TASK DETAILS >> For every record here, output an exact copy.

EXERCISE DATA >>

Start of Block

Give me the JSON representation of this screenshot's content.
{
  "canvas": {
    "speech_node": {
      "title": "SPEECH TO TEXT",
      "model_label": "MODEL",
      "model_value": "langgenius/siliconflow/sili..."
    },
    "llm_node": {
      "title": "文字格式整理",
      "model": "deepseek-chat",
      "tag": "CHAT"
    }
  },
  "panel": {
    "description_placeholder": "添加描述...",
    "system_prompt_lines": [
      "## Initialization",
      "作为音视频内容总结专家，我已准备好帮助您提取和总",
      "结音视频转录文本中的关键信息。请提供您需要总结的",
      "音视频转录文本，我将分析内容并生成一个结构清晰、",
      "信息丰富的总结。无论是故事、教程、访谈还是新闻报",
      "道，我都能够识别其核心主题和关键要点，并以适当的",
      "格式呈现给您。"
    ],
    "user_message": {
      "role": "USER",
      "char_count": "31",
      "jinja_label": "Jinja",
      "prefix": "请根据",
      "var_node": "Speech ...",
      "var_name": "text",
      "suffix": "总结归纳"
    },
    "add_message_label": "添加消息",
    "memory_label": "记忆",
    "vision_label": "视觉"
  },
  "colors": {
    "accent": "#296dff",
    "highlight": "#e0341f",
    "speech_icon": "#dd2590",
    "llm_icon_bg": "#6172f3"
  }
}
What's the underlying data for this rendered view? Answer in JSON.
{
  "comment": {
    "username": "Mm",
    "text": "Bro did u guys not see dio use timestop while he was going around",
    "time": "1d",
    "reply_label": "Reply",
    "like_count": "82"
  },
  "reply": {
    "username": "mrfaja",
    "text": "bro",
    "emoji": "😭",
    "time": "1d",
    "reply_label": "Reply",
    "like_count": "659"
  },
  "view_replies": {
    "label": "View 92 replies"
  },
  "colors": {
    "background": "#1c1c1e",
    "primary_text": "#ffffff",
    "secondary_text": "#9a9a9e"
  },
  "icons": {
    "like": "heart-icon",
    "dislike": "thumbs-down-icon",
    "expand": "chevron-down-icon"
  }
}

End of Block

SOLUTION TO THE EXERCISE >>
Give me the JSON representation of this screenshot's content.
{
  "canvas": {
    "speech_node": {
      "title": "SPEECH TO TEXT",
      "model_label": "MODEL",
      "model_value": "langgenius/siliconflow/sili..."
    },
    "llm_node": {
      "title": "文字格式整理",
      "model": "deepseek-chat",
      "tag": "CHAT"
    }
  },
  "panel": {
    "description_placeholder": "添加描述...",
    "system_prompt_lines": [
      "## Initialization",
      "作为音视频内容总结专家，我已准备好帮助您提取和总",
      "结音视频转录文本中的关键信息。请提供您需要总结的",
      "音视频转录文本，我将分析内容并生成一个结构清晰、",
      "信息丰富的总结。无论是故事、教程、访谈还是新闻报",
      "道，我都能够识别其核心主题和关键要点，并以适当的",
      "格式呈现给您。"
    ],
    "user_message": {
      "role": "USER",
      "char_count": "31",
      "jinja_label": "Jinja",
      "prefix": "请根据",
      "var_node": "Speech ...",
      "var_name": "text",
      "suffix": "总结归纳"
    },
    "add_message_label": "添加消息",
    "memory_label": "记忆",
    "vision_label": "视觉"
  },
  "colors": {
    "accent": "#296dff",
    "highlight": "#e0341f",
    "speech_icon": "#dd2590",
    "llm_icon_bg": "#6172f3"
  }
}
What's the underlying data for this rendered view? Answer in JSON.
{
  "comment": {
    "username": "Mm",
    "text": "Bro did u guys not see dio use timestop while he was going around",
    "time": "1d",
    "reply_label": "Reply",
    "like_count": "82"
  },
  "reply": {
    "username": "mrfaja",
    "text": "bro",
    "emoji": "😭",
    "time": "1d",
    "reply_label": "Reply",
    "like_count": "659"
  },
  "view_replies": {
    "label": "View 92 replies"
  },
  "colors": {
    "background": "#1c1c1e",
    "primary_text": "#ffffff",
    "secondary_text": "#9a9a9e"
  },
  "icons": {
    "like": "heart-icon",
    "dislike": "thumbs-down-icon",
    "expand": "chevron-down-icon"
  }
}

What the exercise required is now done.